We all know that we usually have stress in our daily lives - even on a small level - just having to get to an appointment at a certain time can be stressful.
Stress is usually thought of as anything that causes tension. It might be physical or emotional or something we are thinking about. We usually think of stress as being a bad thing.
In the study below they have observed the connection between stress related disorders and autoimmune disease. A stress related condition is different than just stress. It is a specific condition such as PTSD which is short for Post Traumatic Stress Disorder. So the researchers are not talking about everyday stress, they are talking about specific stress disorders.
The researchers in this study analyzed 100,000 people who had a diagnosed stress related disorder. The study found that people diagnosed with a stress-related disorder were more likely to be diagnosed with an autoimmune disease than those without stress-related disorders were more likely to develop more than one autoimmune disease had a higher rate of autoimmune disease if younger.
HEALTHline 6th August 2018 Stress Can Be Especially Detrimental to Those with Autoimmune Diseases
There’s a significant link between stress disorders and people living with autoimmune conditions like rheumatoid arthritis.
A new study has found an association between stress-related conditions such as anxiety and post-traumatic stress disorder (PTSD) and autoimmune diseases such as type 1 diabetes, celiac disease, and rheumatoid arthritis (RA).
What the study uncovered
Dr. Huan Song led the new study.
Song and her team posed the question of whether or not psychiatric reactions induced by traumas or other major life stressors were associated with the subsequent risk of autoimmune disease.
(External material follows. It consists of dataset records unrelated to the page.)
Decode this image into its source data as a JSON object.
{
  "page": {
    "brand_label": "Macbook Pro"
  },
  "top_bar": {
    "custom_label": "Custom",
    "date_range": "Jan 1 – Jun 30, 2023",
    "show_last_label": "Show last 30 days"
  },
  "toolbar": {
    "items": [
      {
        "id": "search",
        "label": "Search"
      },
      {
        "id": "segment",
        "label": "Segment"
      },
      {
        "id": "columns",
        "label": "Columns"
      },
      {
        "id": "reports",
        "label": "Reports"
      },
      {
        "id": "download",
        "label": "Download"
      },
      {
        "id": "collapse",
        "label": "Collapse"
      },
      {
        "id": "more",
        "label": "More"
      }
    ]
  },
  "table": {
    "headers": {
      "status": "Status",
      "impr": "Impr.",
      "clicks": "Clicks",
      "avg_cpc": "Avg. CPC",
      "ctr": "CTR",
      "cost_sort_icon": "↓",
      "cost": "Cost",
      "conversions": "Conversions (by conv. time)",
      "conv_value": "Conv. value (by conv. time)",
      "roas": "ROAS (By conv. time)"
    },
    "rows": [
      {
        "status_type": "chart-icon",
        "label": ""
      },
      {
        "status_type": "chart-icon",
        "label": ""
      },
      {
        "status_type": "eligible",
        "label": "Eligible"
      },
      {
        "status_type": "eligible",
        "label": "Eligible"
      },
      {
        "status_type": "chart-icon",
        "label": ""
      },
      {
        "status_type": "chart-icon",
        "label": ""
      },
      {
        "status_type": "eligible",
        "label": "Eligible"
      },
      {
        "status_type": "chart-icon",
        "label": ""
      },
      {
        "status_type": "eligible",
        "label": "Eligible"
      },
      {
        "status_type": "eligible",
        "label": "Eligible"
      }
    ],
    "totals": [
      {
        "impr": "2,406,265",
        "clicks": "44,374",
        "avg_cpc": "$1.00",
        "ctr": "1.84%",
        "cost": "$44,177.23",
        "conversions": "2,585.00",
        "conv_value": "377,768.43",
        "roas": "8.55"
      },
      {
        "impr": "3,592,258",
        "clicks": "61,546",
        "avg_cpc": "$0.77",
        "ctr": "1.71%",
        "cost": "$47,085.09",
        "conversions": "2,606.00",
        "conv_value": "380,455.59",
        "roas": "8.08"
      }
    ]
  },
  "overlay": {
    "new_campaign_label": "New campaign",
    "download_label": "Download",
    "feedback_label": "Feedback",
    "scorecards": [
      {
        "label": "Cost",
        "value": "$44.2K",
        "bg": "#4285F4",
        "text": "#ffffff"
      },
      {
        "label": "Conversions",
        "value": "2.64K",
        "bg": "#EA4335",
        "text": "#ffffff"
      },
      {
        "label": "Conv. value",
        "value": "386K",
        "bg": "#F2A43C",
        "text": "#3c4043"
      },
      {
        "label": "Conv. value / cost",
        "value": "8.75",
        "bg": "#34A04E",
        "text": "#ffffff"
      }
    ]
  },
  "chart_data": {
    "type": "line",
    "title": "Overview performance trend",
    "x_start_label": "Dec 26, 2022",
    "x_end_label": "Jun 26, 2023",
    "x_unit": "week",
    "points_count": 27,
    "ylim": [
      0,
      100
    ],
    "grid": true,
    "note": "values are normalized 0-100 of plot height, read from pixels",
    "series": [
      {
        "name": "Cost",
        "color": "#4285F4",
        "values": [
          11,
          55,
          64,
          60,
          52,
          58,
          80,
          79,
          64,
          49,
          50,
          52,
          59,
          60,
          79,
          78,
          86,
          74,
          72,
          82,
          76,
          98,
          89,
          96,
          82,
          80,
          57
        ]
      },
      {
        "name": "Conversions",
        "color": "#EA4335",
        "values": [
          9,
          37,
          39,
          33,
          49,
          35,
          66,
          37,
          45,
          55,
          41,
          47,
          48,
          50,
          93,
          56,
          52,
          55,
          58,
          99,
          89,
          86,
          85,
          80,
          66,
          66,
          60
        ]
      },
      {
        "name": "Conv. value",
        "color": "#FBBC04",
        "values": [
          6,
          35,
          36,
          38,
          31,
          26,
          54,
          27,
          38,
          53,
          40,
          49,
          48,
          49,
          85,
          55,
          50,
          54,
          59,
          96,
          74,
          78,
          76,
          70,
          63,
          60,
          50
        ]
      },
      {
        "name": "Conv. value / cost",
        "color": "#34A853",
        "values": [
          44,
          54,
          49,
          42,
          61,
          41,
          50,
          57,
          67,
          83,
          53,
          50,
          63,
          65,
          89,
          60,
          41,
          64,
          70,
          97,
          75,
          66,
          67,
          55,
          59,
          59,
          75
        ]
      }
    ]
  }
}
They concluded that stress-related disorders were shown to have a significantly increased risk of carrying with them subsequent autoimmune disease.
Still wondering why
Still wondering why
At this time, researchers can’t pinpoint the methodology behind the underlying mechanism. Further studies are needed to better understand this aspect of the findings.
But the link between RA and conditions such as depression, anxiety, and PTSD remains.
In fact, one study showed that women with PTSD are more likely to develop RA than those who don’t live with PTSD. Smoking was found to increase this risk.
Conditions like depression, anxiety, and PTSD can also
psychotherapy, acupuncture, yoga, medication, massage, a healthful diet, exercise and physical activity, visualization, and meditation may all help.